● Aim of the exercise:
Write the data out again in full, with no departure from the original.

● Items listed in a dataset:
%%

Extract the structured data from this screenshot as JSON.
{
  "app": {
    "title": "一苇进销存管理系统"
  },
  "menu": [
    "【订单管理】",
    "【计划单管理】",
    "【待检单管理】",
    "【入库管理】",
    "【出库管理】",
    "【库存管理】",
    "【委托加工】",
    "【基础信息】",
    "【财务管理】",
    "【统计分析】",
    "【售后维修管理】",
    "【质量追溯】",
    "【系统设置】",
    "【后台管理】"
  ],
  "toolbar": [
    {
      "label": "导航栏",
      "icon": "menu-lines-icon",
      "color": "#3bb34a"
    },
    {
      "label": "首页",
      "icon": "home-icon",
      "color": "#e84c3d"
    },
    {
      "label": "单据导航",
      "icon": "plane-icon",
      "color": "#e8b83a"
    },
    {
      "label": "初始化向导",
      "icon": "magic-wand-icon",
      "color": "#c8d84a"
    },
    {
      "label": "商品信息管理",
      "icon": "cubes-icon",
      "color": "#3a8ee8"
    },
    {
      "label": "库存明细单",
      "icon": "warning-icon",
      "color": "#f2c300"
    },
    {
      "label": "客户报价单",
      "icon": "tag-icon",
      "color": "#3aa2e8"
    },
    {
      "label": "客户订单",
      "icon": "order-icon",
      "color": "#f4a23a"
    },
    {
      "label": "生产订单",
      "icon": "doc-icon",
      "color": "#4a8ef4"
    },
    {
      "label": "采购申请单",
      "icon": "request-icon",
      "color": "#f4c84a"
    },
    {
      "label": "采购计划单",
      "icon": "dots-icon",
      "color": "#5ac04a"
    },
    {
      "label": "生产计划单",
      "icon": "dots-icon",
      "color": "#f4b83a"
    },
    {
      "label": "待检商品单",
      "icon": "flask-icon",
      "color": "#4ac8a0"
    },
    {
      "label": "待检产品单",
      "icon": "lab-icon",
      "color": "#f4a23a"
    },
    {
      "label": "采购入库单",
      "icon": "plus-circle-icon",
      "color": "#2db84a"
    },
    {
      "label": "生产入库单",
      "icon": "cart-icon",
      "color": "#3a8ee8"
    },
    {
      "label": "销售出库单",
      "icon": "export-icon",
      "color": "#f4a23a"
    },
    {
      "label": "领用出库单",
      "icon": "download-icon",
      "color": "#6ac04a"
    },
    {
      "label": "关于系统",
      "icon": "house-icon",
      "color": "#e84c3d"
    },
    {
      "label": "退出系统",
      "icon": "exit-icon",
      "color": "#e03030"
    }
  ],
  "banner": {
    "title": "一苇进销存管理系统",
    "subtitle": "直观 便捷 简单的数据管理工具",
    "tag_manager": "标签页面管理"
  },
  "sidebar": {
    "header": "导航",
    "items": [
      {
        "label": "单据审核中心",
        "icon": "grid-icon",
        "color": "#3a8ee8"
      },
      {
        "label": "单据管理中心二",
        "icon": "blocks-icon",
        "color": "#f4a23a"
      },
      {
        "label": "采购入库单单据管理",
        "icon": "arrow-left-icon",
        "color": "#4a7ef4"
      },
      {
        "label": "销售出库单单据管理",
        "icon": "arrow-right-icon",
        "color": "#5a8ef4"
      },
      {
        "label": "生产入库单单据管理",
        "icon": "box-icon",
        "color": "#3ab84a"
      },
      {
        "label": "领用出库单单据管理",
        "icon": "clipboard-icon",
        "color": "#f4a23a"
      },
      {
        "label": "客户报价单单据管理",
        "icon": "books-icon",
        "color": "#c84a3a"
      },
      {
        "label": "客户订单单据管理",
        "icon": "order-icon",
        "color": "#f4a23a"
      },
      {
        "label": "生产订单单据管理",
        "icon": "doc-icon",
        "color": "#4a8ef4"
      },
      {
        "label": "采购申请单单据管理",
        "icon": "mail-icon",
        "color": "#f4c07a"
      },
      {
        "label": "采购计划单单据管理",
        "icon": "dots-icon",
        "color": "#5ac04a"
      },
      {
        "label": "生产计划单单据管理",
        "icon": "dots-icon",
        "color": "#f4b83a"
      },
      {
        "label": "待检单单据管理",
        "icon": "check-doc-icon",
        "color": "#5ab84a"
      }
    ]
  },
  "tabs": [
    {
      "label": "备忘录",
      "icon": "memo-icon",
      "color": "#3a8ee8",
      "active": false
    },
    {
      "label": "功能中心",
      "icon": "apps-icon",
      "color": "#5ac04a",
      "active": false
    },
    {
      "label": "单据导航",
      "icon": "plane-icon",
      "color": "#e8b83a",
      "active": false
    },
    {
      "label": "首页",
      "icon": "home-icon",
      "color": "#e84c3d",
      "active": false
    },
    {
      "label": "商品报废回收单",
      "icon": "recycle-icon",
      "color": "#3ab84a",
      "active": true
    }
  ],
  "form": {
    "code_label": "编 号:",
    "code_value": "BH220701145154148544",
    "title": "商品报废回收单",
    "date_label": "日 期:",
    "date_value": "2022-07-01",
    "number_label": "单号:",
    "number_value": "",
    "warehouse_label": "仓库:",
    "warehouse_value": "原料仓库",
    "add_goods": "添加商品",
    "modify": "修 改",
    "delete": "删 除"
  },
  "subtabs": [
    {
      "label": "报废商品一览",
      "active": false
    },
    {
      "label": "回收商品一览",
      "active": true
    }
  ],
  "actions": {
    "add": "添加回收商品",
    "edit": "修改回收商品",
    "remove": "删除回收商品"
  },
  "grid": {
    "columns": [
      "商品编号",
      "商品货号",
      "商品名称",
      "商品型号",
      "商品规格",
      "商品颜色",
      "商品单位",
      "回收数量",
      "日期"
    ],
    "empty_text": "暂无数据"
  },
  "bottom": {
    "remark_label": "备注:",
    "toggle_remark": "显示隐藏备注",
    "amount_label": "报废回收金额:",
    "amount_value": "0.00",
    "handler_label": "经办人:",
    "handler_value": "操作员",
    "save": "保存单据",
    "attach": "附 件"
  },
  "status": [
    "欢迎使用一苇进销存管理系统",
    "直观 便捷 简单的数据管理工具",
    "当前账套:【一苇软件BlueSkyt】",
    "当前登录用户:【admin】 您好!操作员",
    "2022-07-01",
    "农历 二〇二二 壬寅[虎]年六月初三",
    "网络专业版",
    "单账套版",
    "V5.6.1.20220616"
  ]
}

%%

● Output for this exercise:
Extract the structured data from this screenshot as JSON.
{
  "app": {
    "title": "一苇进销存管理系统"
  },
  "menu": [
    "【订单管理】",
    "【计划单管理】",
    "【待检单管理】",
    "【入库管理】",
    "【出库管理】",
    "【库存管理】",
    "【委托加工】",
    "【基础信息】",
    "【财务管理】",
    "【统计分析】",
    "【售后维修管理】",
    "【质量追溯】",
    "【系统设置】",
    "【后台管理】"
  ],
  "toolbar": [
    {
      "label": "导航栏",
      "icon": "menu-lines-icon",
      "color": "#3bb34a"
    },
    {
      "label": "首页",
      "icon": "home-icon",
      "color": "#e84c3d"
    },
    {
      "label": "单据导航",
      "icon": "plane-icon",
      "color": "#e8b83a"
    },
    {
      "label": "初始化向导",
      "icon": "magic-wand-icon",
      "color": "#c8d84a"
    },
    {
      "label": "商品信息管理",
      "icon": "cubes-icon",
      "color": "#3a8ee8"
    },
    {
      "label": "库存明细单",
      "icon": "warning-icon",
      "color": "#f2c300"
    },
    {
      "label": "客户报价单",
      "icon": "tag-icon",
      "color": "#3aa2e8"
    },
    {
      "label": "客户订单",
      "icon": "order-icon",
      "color": "#f4a23a"
    },
    {
      "label": "生产订单",
      "icon": "doc-icon",
      "color": "#4a8ef4"
    },
    {
      "label": "采购申请单",
      "icon": "request-icon",
      "color": "#f4c84a"
    },
    {
      "label": "采购计划单",
      "icon": "dots-icon",
      "color": "#5ac04a"
    },
    {
      "label": "生产计划单",
      "icon": "dots-icon",
      "color": "#f4b83a"
    },
    {
      "label": "待检商品单",
      "icon": "flask-icon",
      "color": "#4ac8a0"
    },
    {
      "label": "待检产品单",
      "icon": "lab-icon",
      "color": "#f4a23a"
    },
    {
      "label": "采购入库单",
      "icon": "plus-circle-icon",
      "color": "#2db84a"
    },
    {
      "label": "生产入库单",
      "icon": "cart-icon",
      "color": "#3a8ee8"
    },
    {
      "label": "销售出库单",
      "icon": "export-icon",
      "color": "#f4a23a"
    },
    {
      "label": "领用出库单",
      "icon": "download-icon",
      "color": "#6ac04a"
    },
    {
      "label": "关于系统",
      "icon": "house-icon",
      "color": "#e84c3d"
    },
    {
      "label": "退出系统",
      "icon": "exit-icon",
      "color": "#e03030"
    }
  ],
  "banner": {
    "title": "一苇进销存管理系统",
    "subtitle": "直观 便捷 简单的数据管理工具",
    "tag_manager": "标签页面管理"
  },
  "sidebar": {
    "header": "导航",
    "items": [
      {
        "label": "单据审核中心",
        "icon": "grid-icon",
        "color": "#3a8ee8"
      },
      {
        "label": "单据管理中心二",
        "icon": "blocks-icon",
        "color": "#f4a23a"
      },
      {
        "label": "采购入库单单据管理",
        "icon": "arrow-left-icon",
        "color": "#4a7ef4"
      },
      {
        "label": "销售出库单单据管理",
        "icon": "arrow-right-icon",
        "color": "#5a8ef4"
      },
      {
        "label": "生产入库单单据管理",
        "icon": "box-icon",
        "color": "#3ab84a"
      },
      {
        "label": "领用出库单单据管理",
        "icon": "clipboard-icon",
        "color": "#f4a23a"
      },
      {
        "label": "客户报价单单据管理",
        "icon": "books-icon",
        "color": "#c84a3a"
      },
      {
        "label": "客户订单单据管理",
        "icon": "order-icon",
        "color": "#f4a23a"
      },
      {
        "label": "生产订单单据管理",
        "icon": "doc-icon",
        "color": "#4a8ef4"
      },
      {
        "label": "采购申请单单据管理",
        "icon": "mail-icon",
        "color": "#f4c07a"
      },
      {
        "label": "采购计划单单据管理",
        "icon": "dots-icon",
        "color": "#5ac04a"
      },
      {
        "label": "生产计划单单据管理",
        "icon": "dots-icon",
        "color": "#f4b83a"
      },
      {
        "label": "待检单单据管理",
        "icon": "check-doc-icon",
        "color": "#5ab84a"
      }
    ]
  },
  "tabs": [
    {
      "label": "备忘录",
      "icon": "memo-icon",
      "color": "#3a8ee8",
      "active": false
    },
    {
      "label": "功能中心",
      "icon": "apps-icon",
      "color": "#5ac04a",
      "active": false
    },
    {
      "label": "单据导航",
      "icon": "plane-icon",
      "color": "#e8b83a",
      "active": false
    },
    {
      "label": "首页",
      "icon": "home-icon",
      "color": "#e84c3d",
      "active": false
    },
    {
      "label": "商品报废回收单",
      "icon": "recycle-icon",
      "color": "#3ab84a",
      "active": true
    }
  ],
  "form": {
    "code_label": "编 号:",
    "code_value": "BH220701145154148544",
    "title": "商品报废回收单",
    "date_label": "日 期:",
    "date_value": "2022-07-01",
    "number_label": "单号:",
    "number_value": "",
    "warehouse_label": "仓库:",
    "warehouse_value": "原料仓库",
    "add_goods": "添加商品",
    "modify": "修 改",
    "delete": "删 除"
  },
  "subtabs": [
    {
      "label": "报废商品一览",
      "active": false
    },
    {
      "label": "回收商品一览",
      "active": true
    }
  ],
  "actions": {
    "add": "添加回收商品",
    "edit": "修改回收商品",
    "remove": "删除回收商品"
  },
  "grid": {
    "columns": [
      "商品编号",
      "商品货号",
      "商品名称",
      "商品型号",
      "商品规格",
      "商品颜色",
      "商品单位",
      "回收数量",
      "日期"
    ],
    "empty_text": "暂无数据"
  },
  "bottom": {
    "remark_label": "备注:",
    "toggle_remark": "显示隐藏备注",
    "amount_label": "报废回收金额:",
    "amount_value": "0.00",
    "handler_label": "经办人:",
    "handler_value": "操作员",
    "save": "保存单据",
    "attach": "附 件"
  },
  "status": [
    "欢迎使用一苇进销存管理系统",
    "直观 便捷 简单的数据管理工具",
    "当前账套:【一苇软件BlueSkyt】",
    "当前登录用户:【admin】 您好!操作员",
    "2022-07-01",
    "农历 二〇二二 壬寅[虎]年六月初三",
    "网络专业版",
    "单账套版",
    "V5.6.1.20220616"
  ]
}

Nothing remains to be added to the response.